“We are trying to remove some of the myths and rumours about us,” Gp Capt Noel said, emphasising that the continued good reputation of the RAF was essential to maintain staff morale and public support. “We have to convince people we add value for the future and our reputation has to be based on doing something meaningful to help improve the security environment, and doing it safely.
“Regrettably we do not live in a peaceful world, but we are not warmongers.” On the contrary, he believed that one of the Foundation’s objectives of world peace was shared by the RAF although the terminology and strategies of the two organisations differed. “Our goal is providing for a safe and secure environment, which is the same, I believe, as striving for world peace.
It might seem to some as an unachievable aim, but I’m a firm advocate of shooting for the stars with a realistic prospect of landing on the moon.”
As an island nation depending heavily on trade, the UK had to be ready to protect its interests around the world as well as countering submarine activity, narcotics trafficking and “the very real threat from terrorism,” he said.
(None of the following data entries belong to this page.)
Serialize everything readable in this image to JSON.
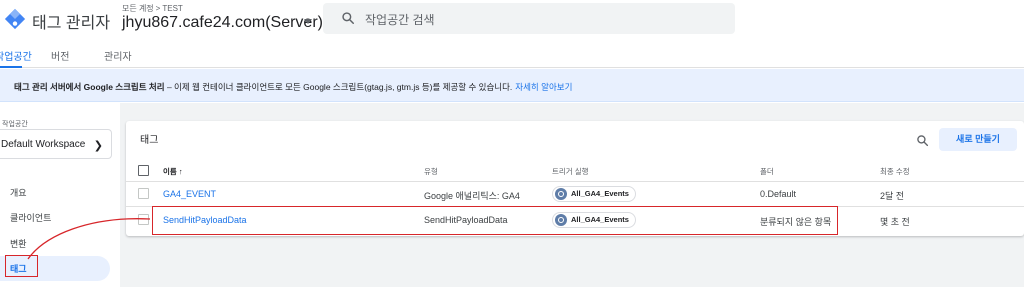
{
  "app": {
    "title": "태그 관리자",
    "breadcrumb_account": "모든 계정",
    "breadcrumb_sep": ">",
    "breadcrumb_container": "TEST",
    "container_name": "jhyu867.cafe24.com(Server)"
  },
  "search": {
    "placeholder": "작업공간 검색"
  },
  "tabs": [
    {
      "label": "작업공간"
    },
    {
      "label": "버전"
    },
    {
      "label": "관리자"
    }
  ],
  "banner": {
    "bold": "태그 관리 서버에서 Google 스크립트 처리",
    "text": " – 이제 웹 컨테이너 클라이언트로 모든 Google 스크립트(gtag.js, gtm.js 등)를 제공할 수 있습니다.",
    "link": "자세히 알아보기"
  },
  "sidebar": {
    "workspace_label": "작업공간",
    "workspace_name": "Default Workspace",
    "items": [
      {
        "label": "개요"
      },
      {
        "label": "클라이언트"
      },
      {
        "label": "변환"
      },
      {
        "label": "태그"
      }
    ]
  },
  "tags": {
    "title": "태그",
    "new_button": "새로 만들기",
    "columns": {
      "name": "이름 ↑",
      "type": "유형",
      "trigger": "트리거 실행",
      "folder": "폴더",
      "modified": "최종 수정"
    },
    "rows": [
      {
        "name": "GA4_EVENT",
        "type": "Google 애널리틱스: GA4",
        "trigger": "All_GA4_Events",
        "folder": "0.Default",
        "modified": "2달 전"
      },
      {
        "name": "SendHitPayloadData",
        "type": "SendHitPayloadData",
        "trigger": "All_GA4_Events",
        "folder": "분류되지 않은 항목",
        "modified": "몇 초 전"
      }
    ]
  },
  "colors": {
    "accent": "#1a73e8",
    "banner_bg": "#e8f0fe",
    "annotation": "#d7262a"
  }
}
While warriors were trained to “deliver controlled violence” he stressed that was always the last resort, with the threats of the 21st century proving infinitely more complex than in the past, and the role of the armed forces changing to include peacekeeping and also nation building.
The Kinloss station first opened in 1939 and apart from playing a role during World War 2 and the subsequent Cold War, it has supported campaigns in the Balkans, Iraq and Afghanistan, and is increasingly called to work alongside groups from the United Nations, World Health Organisation, Medecins Sans Frontieres, Red Cross and NGOs and humanitarian aid agencies.
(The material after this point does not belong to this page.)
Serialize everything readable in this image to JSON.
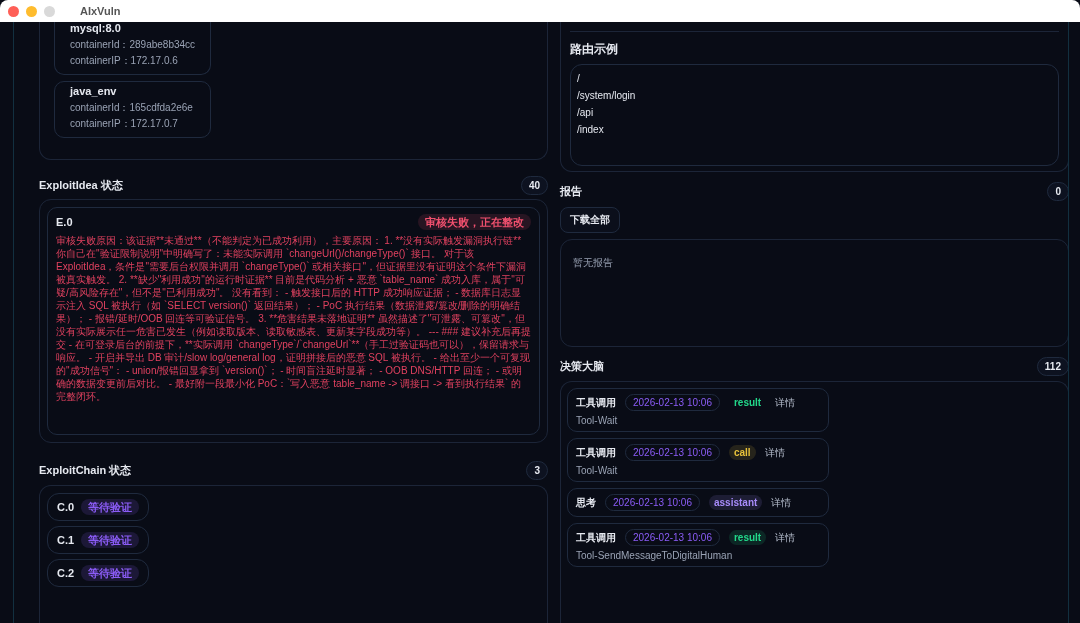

It was felt that the Foundation might provide useful lessons in how to maximise the effectiveness of interactions with non-military organisations and in coming days and weeks the two neighbours will explore the possibilities of closer links, including purely social events.
Perhaps significantly community co-founder Peter Caddy was a former RAF officer and the site of the current Findhorn ecovillage features a discontinued aircraft runway as the main street.
The noise and pollution of military aircraft landing and taking off from Kinloss has sometimes been intrusive and an irritation, especially in the middle of the night, although the current Nimrod MR2 has now been withdrawn from active service, curtailing the effectiveness of search and rescue capabilities until the new Nimrod MRA4 becomes operational. The new aircraft are due to arrive at RAF Kinloss in July for training purposes, but will not be in operational service until 2012.
After spending time with our uniformed neighbours, many community members now recognise the value of their commitment to maintaining security on land, sea and in the air. A bonus with the new generation Nimrod aircraft – which are said to exemplify the RAF’s credo of ‘agile, adaptable and capable’ – are reduced noise levels, much enhanced fuel efficiency and the potential to stay airborne longer, reducing the frequency of takeoffs and landings during operations.
Foundation focaliser Ana Rhodes-Castro said: “We left with a deeper understanding and respect for the work that the RAF does on behalf of all UK citizens.
“The question the Findhorn Foundation asks itself on a regular basis is ‘How can we as an organisation continue to meaningfully contribute to the current world challenges?’ I felt that this is one of the questions that the RAF is asking itself as well and I’m sure there are more areas where we are both working towards the same common purpose.”